● **PROBLEM**:
Every entry is to be returned as it stands, apart from the pictures.
##### MATERIAL PROVIDED #####
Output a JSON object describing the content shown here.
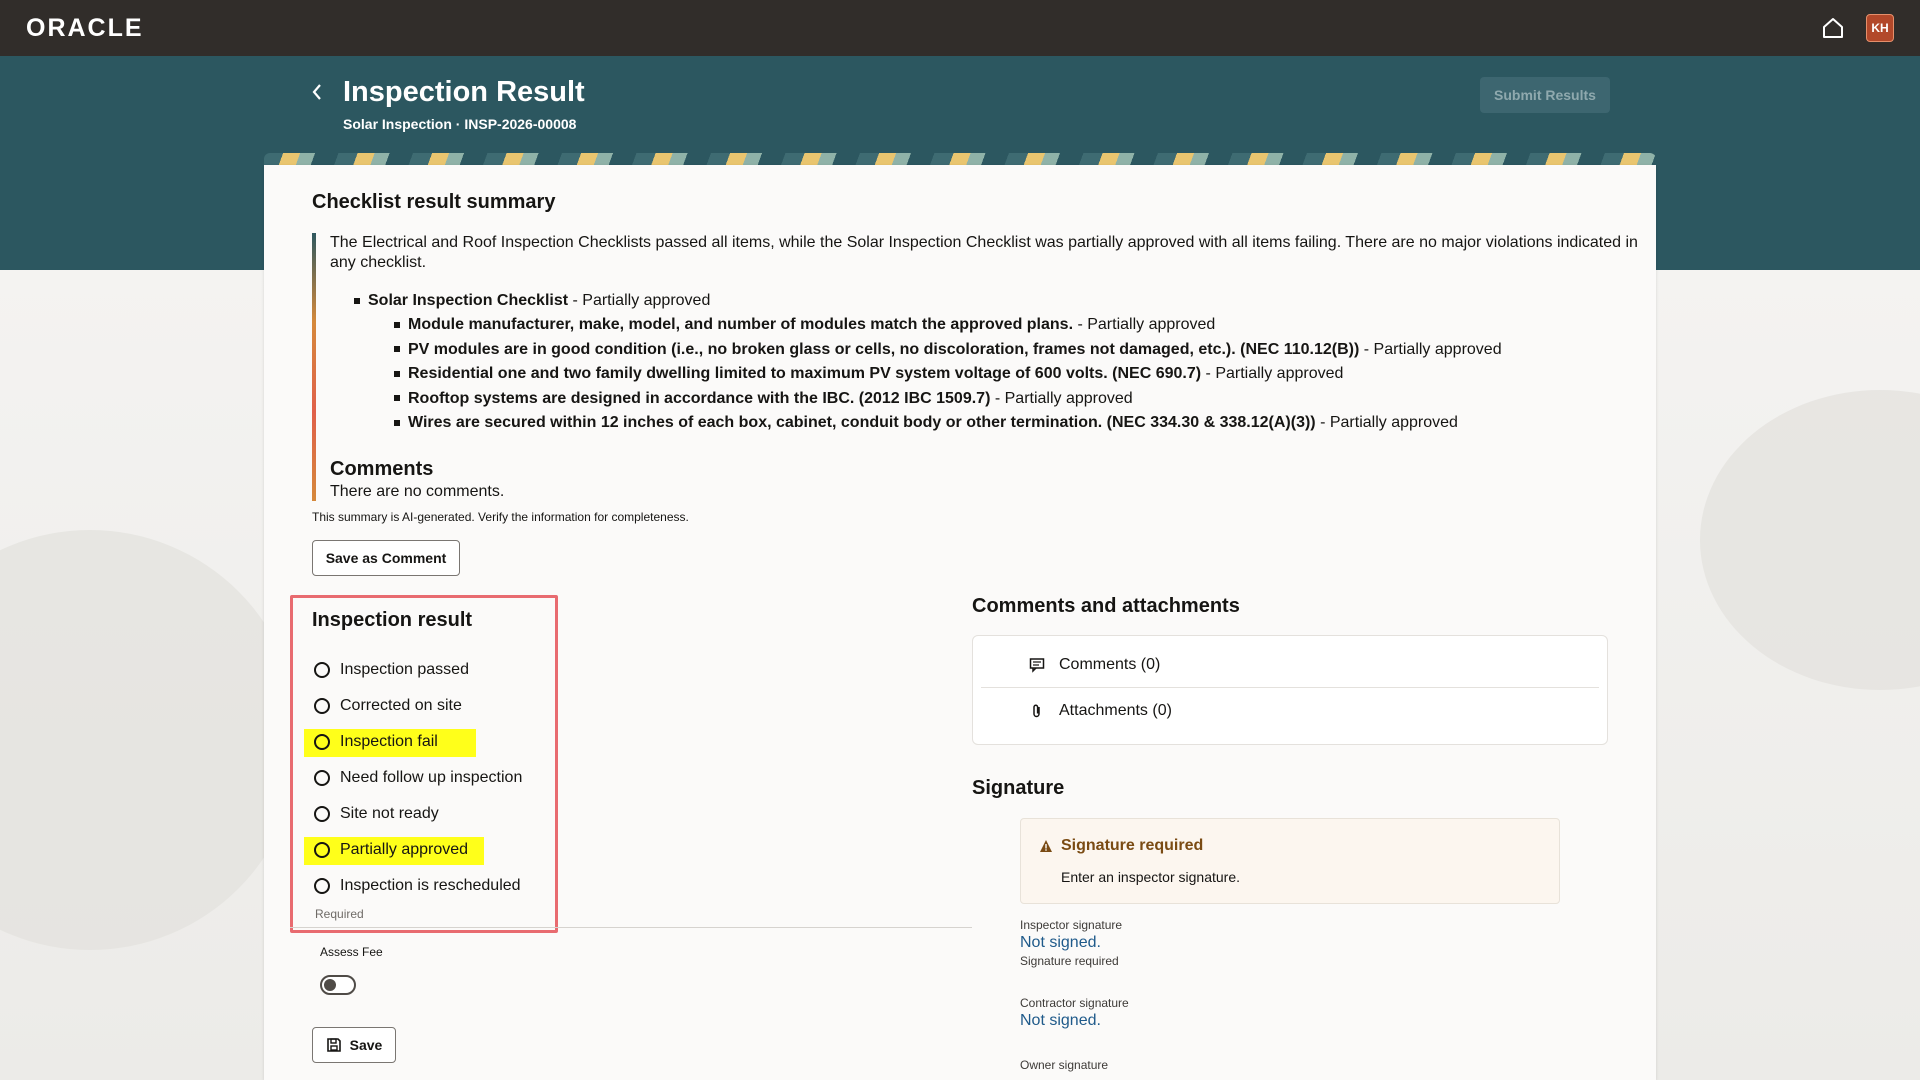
{
  "topbar": {
    "logo": "ORACLE",
    "avatar_initials": "KH",
    "home_icon": "home-icon"
  },
  "header": {
    "title": "Inspection Result",
    "subtitle": "Solar Inspection · INSP-2026-00008",
    "submit_label": "Submit Results"
  },
  "summary": {
    "title": "Checklist result summary",
    "intro": "The Electrical and Roof Inspection Checklists passed all items, while the Solar Inspection Checklist was partially approved with all items failing. There are no major violations indicated in any checklist.",
    "checklist": {
      "name": "Solar Inspection Checklist",
      "status": " - Partially approved",
      "items": [
        {
          "text": "Module manufacturer, make, model, and number of modules match the approved plans.",
          "status": " - Partially approved"
        },
        {
          "text": "PV modules are in good condition (i.e., no broken glass or cells, no discoloration, frames not damaged, etc.). (NEC 110.12(B))",
          "status": " - Partially approved"
        },
        {
          "text": "Residential one and two family dwelling limited to maximum PV system voltage of 600 volts. (NEC 690.7)",
          "status": " - Partially approved"
        },
        {
          "text": "Rooftop systems are designed in accordance with the IBC. (2012 IBC 1509.7)",
          "status": " - Partially approved"
        },
        {
          "text": "Wires are secured within 12 inches of each box, cabinet, conduit body or other termination. (NEC 334.30 & 338.12(A)(3))",
          "status": " - Partially approved"
        }
      ]
    },
    "comments_heading": "Comments",
    "comments_text": "There are no comments.",
    "ai_note": "This summary is AI-generated. Verify the information for completeness.",
    "save_comment_label": "Save as Comment"
  },
  "inspection_result": {
    "title": "Inspection result",
    "options": [
      {
        "label": "Inspection passed",
        "highlighted": false
      },
      {
        "label": "Corrected on site",
        "highlighted": false
      },
      {
        "label": "Inspection fail",
        "highlighted": true
      },
      {
        "label": "Need follow up inspection",
        "highlighted": false
      },
      {
        "label": "Site not ready",
        "highlighted": false
      },
      {
        "label": "Partially approved",
        "highlighted": true
      },
      {
        "label": "Inspection is rescheduled",
        "highlighted": false
      }
    ],
    "required_note": "Required",
    "highlight_color": "#ffff1a",
    "frame_color": "#e86b70"
  },
  "fee": {
    "label": "Assess Fee",
    "toggle_on": false
  },
  "save_label": "Save",
  "comments_attachments": {
    "title": "Comments and attachments",
    "comments_label": "Comments (0)",
    "attachments_label": "Attachments (0)"
  },
  "signature": {
    "title": "Signature",
    "alert_title": "Signature required",
    "alert_text": "Enter an inspector signature.",
    "inspector_label": "Inspector signature",
    "inspector_value": "Not signed.",
    "inspector_sub": "Signature required",
    "contractor_label": "Contractor signature",
    "contractor_value": "Not signed.",
    "owner_label": "Owner signature"
  },
  "colors": {
    "topbar": "#312d2a",
    "band": "#2c5760",
    "link": "#1f5a8a"
  }
}
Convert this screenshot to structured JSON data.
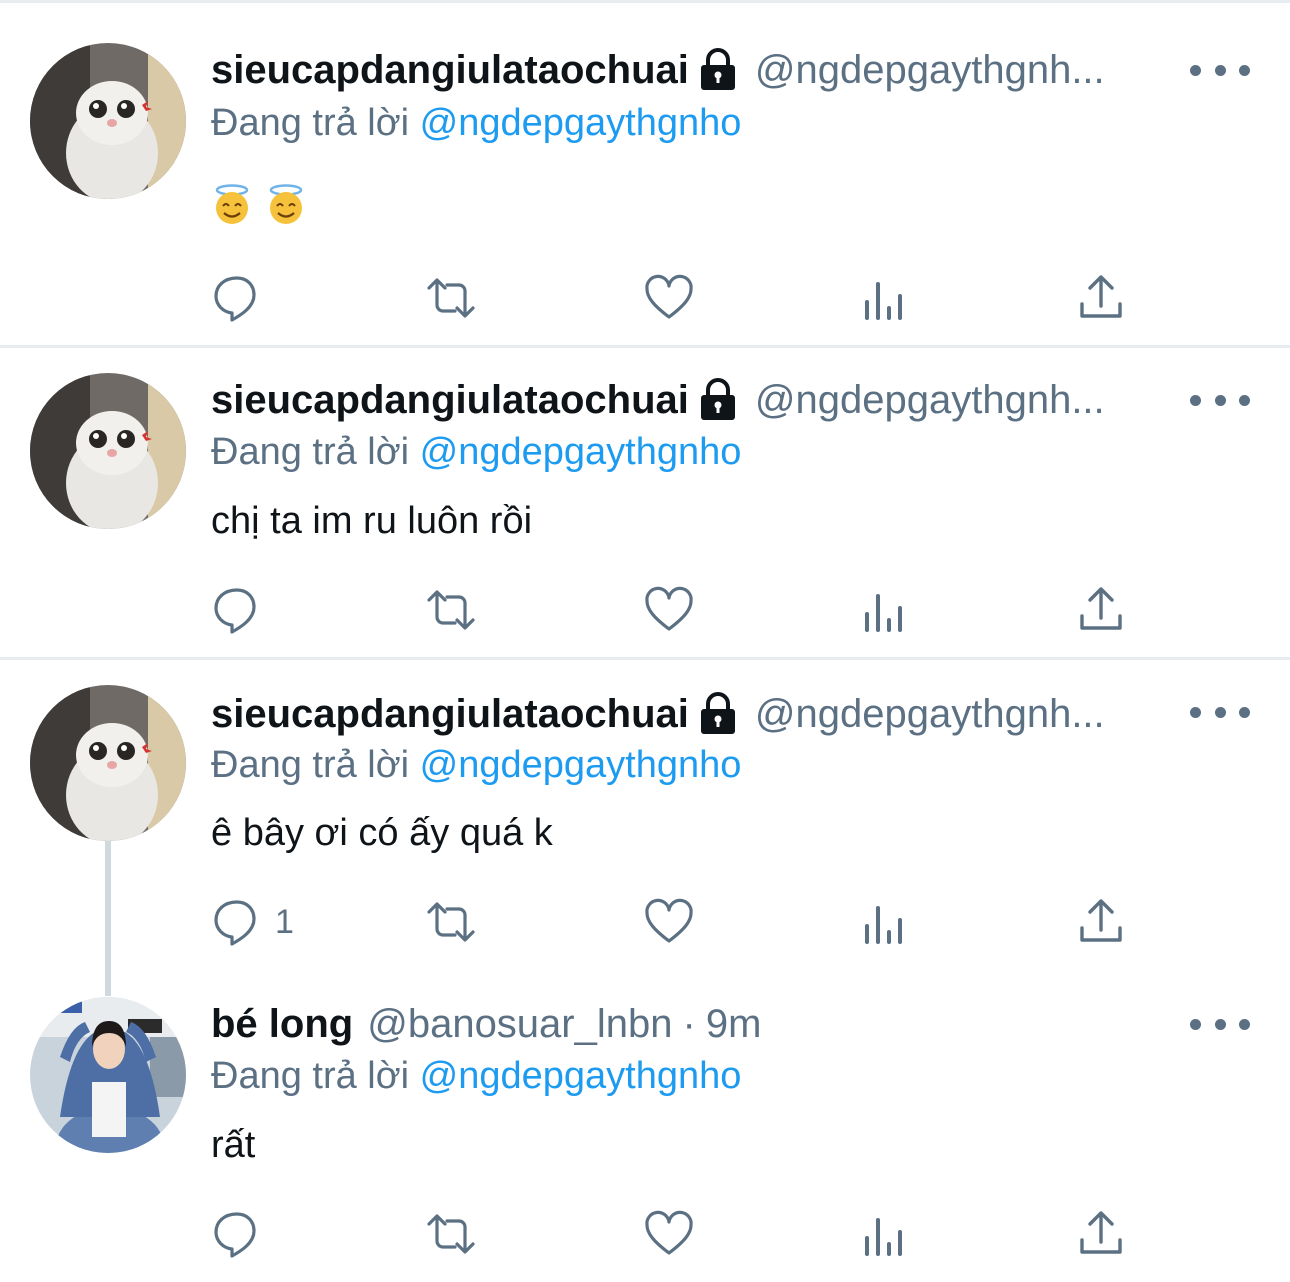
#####
● **SOLUTION TO THIS EXERCISE**:
Output a JSON object describing the content shown here.
{
  "topbar": {
    "logo": "ORACLE",
    "avatar_initials": "KH",
    "home_icon": "home-icon"
  },
  "header": {
    "title": "Inspection Result",
    "subtitle": "Solar Inspection · INSP-2026-00008",
    "submit_label": "Submit Results"
  },
  "summary": {
    "title": "Checklist result summary",
    "intro": "The Electrical and Roof Inspection Checklists passed all items, while the Solar Inspection Checklist was partially approved with all items failing. There are no major violations indicated in any checklist.",
    "checklist": {
      "name": "Solar Inspection Checklist",
      "status": " - Partially approved",
      "items": [
        {
          "text": "Module manufacturer, make, model, and number of modules match the approved plans.",
          "status": " - Partially approved"
        },
        {
          "text": "PV modules are in good condition (i.e., no broken glass or cells, no discoloration, frames not damaged, etc.). (NEC 110.12(B))",
          "status": " - Partially approved"
        },
        {
          "text": "Residential one and two family dwelling limited to maximum PV system voltage of 600 volts. (NEC 690.7)",
          "status": " - Partially approved"
        },
        {
          "text": "Rooftop systems are designed in accordance with the IBC. (2012 IBC 1509.7)",
          "status": " - Partially approved"
        },
        {
          "text": "Wires are secured within 12 inches of each box, cabinet, conduit body or other termination. (NEC 334.30 & 338.12(A)(3))",
          "status": " - Partially approved"
        }
      ]
    },
    "comments_heading": "Comments",
    "comments_text": "There are no comments.",
    "ai_note": "This summary is AI-generated. Verify the information for completeness.",
    "save_comment_label": "Save as Comment"
  },
  "inspection_result": {
    "title": "Inspection result",
    "options": [
      {
        "label": "Inspection passed",
        "highlighted": false
      },
      {
        "label": "Corrected on site",
        "highlighted": false
      },
      {
        "label": "Inspection fail",
        "highlighted": true
      },
      {
        "label": "Need follow up inspection",
        "highlighted": false
      },
      {
        "label": "Site not ready",
        "highlighted": false
      },
      {
        "label": "Partially approved",
        "highlighted": true
      },
      {
        "label": "Inspection is rescheduled",
        "highlighted": false
      }
    ],
    "required_note": "Required",
    "highlight_color": "#ffff1a",
    "frame_color": "#e86b70"
  },
  "fee": {
    "label": "Assess Fee",
    "toggle_on": false
  },
  "save_label": "Save",
  "comments_attachments": {
    "title": "Comments and attachments",
    "comments_label": "Comments (0)",
    "attachments_label": "Attachments (0)"
  },
  "signature": {
    "title": "Signature",
    "alert_title": "Signature required",
    "alert_text": "Enter an inspector signature.",
    "inspector_label": "Inspector signature",
    "inspector_value": "Not signed.",
    "inspector_sub": "Signature required",
    "contractor_label": "Contractor signature",
    "contractor_value": "Not signed.",
    "owner_label": "Owner signature"
  },
  "colors": {
    "topbar": "#312d2a",
    "band": "#2c5760",
    "link": "#1f5a8a"
  }
}
Convert this screenshot to structured JSON data.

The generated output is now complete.